This book advances an enactivist theory of aesthetics through the study of inscrutable artworks that challenge us to think because we do not know what to think about them. John M. Carvalho presents detailed analyses a four artworks that share this unique characteristic: Francis Bacon’s Study After Velázquez’s Portrait of Pope Innocent X (1953), the photographs of Duane Michals, based on a retrospective of his work, Storyteller, at the Carnegie Museum of Art (2014), Étant donnés (1968) by Marcel Duchamp, and Jean-Luc Godard’s 1963 film Le Mépris (released in the United States as Contempt). Carvalho argues against the application of theory to derive appreciation or meaning from these artistic works. Rather, each study enacts an embodied cognitive engagement with the specific artworks intended to demonstrate the value of thinking about artworks that might be extended to our engagement with the world in general. This thinking happens, as these studies show, when we trust our embodied skills and their guide to what artworks and the world around us afford for the activation and refinement of those skills. Thinking with Images will be of interest to scholars working in the philosophy of art and philosophical aesthetics, as well as art historians concerned with the meaning and value of contemporary art.

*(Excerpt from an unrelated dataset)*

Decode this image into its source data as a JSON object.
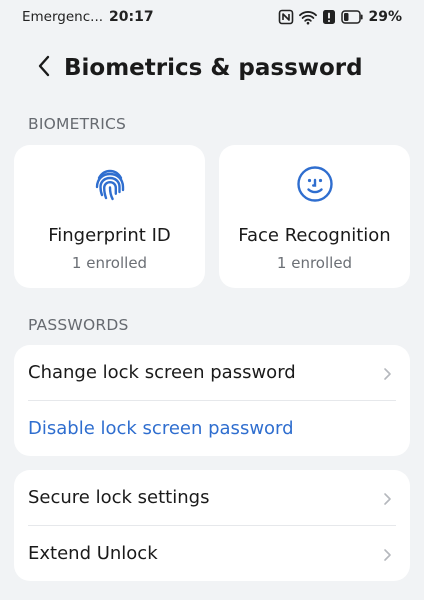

Table of Contents
Introduction: Thinking with Images
1. Aesthetics without Theory
2. The Baroque and Bacon’s Popes
3. Chance Meeting with Duane Michals

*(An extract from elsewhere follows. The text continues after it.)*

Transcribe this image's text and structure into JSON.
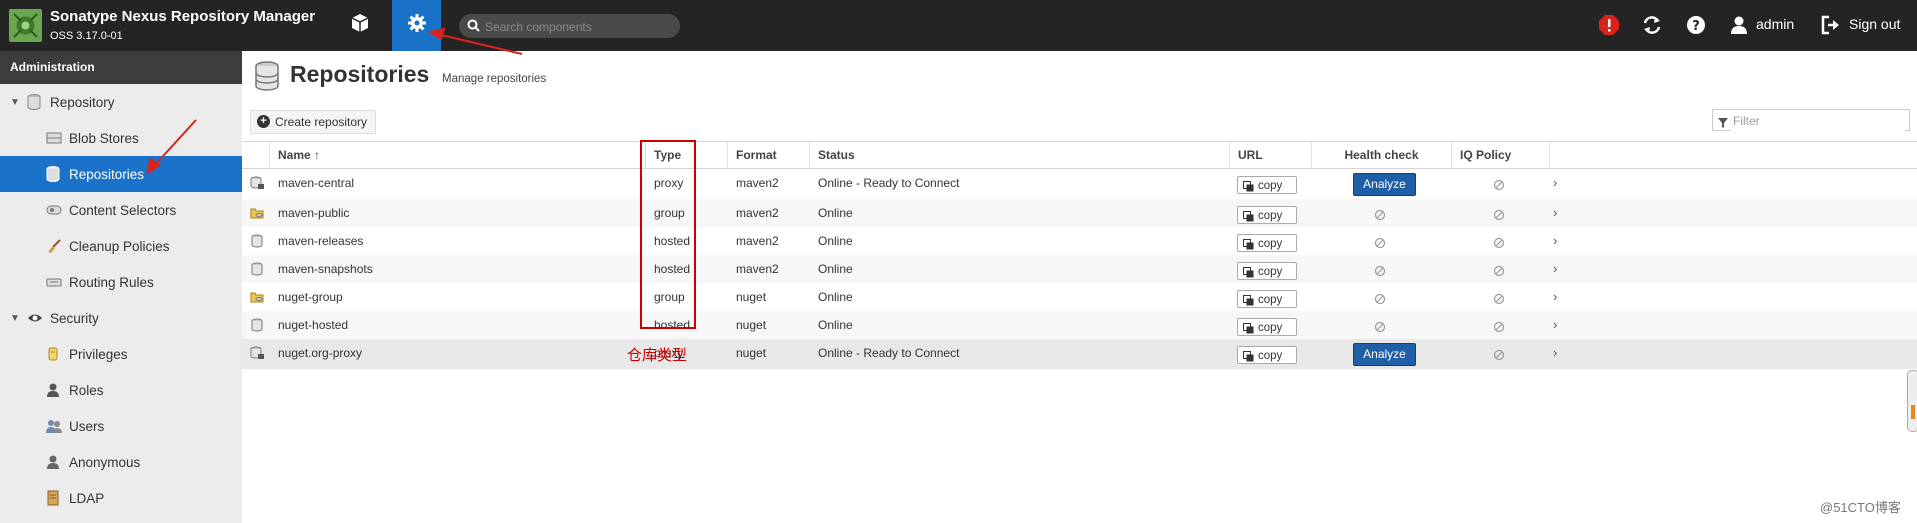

4. Étant donnés | Marcel Duchamp
5. Le Mépris or Contempt, A Film by Jean-Luc Godard
John M Carvalho is Professor of Philosophy at Villanova University where he teaches graduate seminars on aesthetics and undergraduate courses on contemporary music and film. He is the author of "Annunciations: Figuring the Feminine in Renaissance Painting," A Strange Fruit: Music Between Violence and Death, and many more essays on aesthetics.
"This slim volume makes a novel contribution to philosophy of art and philosophical aesthetics. It may also be read with appreciation by artists, art critics, art historians, and members of the artworld in general . . . Carvalho's analyses of the works of art he writes about here are complex, pertinent, erudite, and informative, which makes them worthy of reading and reflection." – Notre Dame Philosophical Reviews
"What does it mean to think with images? For Carvalho, it means freeing ourselves from the constraints of aesthetic theories and instead really engaging with works of art as particular objects. Starting with works by Bacon, Michals, Duchamp and Godard, Carvalho shows us how to discover the questions these works set for us but do not directly answer, questions we didn’t previously realize we should care about. Engagingly written, this book will change the way you think about art." – Deborah Knight, Queen’s University at Kingston, Canada